India's Bindeshwar Pathak, the founder of Sulabh sanitation movement, will receive the 2009 Stockholm Water Prize, as delegates from over 130 countries gathered in Stockholm on Monday for the annual World Water Week conference.
Keynote speakers included Swedish International Development Cooperation Minister Gunilla Carlsson and South African Deputy Minister of Water and Environmental Affairs Rejoice Mabudafhasi, who both touched on the linkage between climate and development issues.
Pathak used his lecture to urge delegates to act. "Only talking about the problem will not solve the problem." Later this week Pathak is to accept the $150,000 prize.
He is credited with improving sanitation across India and converting the waste into energy.
Pathak is credited with developing a simple twin pit, pour-flush toilet system used in more than 1.2 million residences and buildings. It has since been distributed to countries in both Asia and Africa.
Like other speakers, Patahk discussed the need for cooperation between countries on water issues, noting how his native India had 16 percent of the global population, four percent of the world's water and three percent of the land.
Mabudafhasi later reminded reporters how women in rural areas and girls often have to walk long distances to collect water. This task can disrupt girls' schooling and has other impacts on women's ability to participate in society.
Former chief UN mediator in the Darfur conflict, veteran Swedish diplomat Jan Eliasson recounted his experiences of how water and water scarcity came into play in the troubled region in Sudan with desertification, poisoned wells and displacement of pastoral people.
Displaying a glass of tap water, Eliasson said "this is a luxury for 800-900 million people in the world. It's a dream".
Eliasson - who now chairs the Swedish branch of the aid agency WaterAid Sweden - cited another dismal statistic that 4,000 to 5,000 children die daily due to the lack of clean water or over water-borne diseases.
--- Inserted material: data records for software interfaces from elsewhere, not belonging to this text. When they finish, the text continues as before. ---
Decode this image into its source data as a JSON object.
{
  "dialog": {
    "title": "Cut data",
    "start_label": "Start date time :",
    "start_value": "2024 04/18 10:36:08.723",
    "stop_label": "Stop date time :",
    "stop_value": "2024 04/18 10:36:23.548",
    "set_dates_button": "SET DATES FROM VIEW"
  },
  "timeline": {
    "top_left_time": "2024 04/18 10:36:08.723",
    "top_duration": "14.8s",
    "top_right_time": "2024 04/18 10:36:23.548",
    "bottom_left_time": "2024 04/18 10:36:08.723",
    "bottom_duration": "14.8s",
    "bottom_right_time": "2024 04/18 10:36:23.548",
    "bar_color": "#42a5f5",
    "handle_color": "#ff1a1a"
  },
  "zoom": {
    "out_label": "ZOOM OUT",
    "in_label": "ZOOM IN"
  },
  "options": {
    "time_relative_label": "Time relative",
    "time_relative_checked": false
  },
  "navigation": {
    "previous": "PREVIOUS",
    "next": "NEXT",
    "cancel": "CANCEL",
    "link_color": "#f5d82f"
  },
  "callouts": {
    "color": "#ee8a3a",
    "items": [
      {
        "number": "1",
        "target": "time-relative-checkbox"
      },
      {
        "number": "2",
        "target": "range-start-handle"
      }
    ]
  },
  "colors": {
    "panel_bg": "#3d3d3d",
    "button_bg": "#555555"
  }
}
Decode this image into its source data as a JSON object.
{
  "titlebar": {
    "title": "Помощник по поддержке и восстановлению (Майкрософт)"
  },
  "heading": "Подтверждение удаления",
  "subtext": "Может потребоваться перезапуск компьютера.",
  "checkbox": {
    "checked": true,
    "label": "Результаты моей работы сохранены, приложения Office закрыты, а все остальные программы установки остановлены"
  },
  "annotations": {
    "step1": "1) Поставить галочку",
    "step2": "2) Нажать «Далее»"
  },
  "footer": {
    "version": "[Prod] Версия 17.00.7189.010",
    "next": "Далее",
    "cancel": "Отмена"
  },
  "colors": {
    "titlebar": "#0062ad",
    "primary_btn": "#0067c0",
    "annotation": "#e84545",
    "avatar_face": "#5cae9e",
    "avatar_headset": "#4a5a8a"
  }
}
Scores of seminars were also scheduled during the conference that has the overriding theme "accessing water for the common good" and where scores of organisations present findings and studies.
Possible conflict over water was also discussed by contributors to a report on trans-boundary water produced by the Stockholm International Water Institute, which organizes the meeting.
Co-author David Grey, who works as a water advisor for the World Bank in South Asia and Africa, said "no war is fought over a single issue," but that water could be a factor in conflicts.
The Stockholm Water Prize was created in 1990 to recognize achievements in water science, water management, water action or awareness building.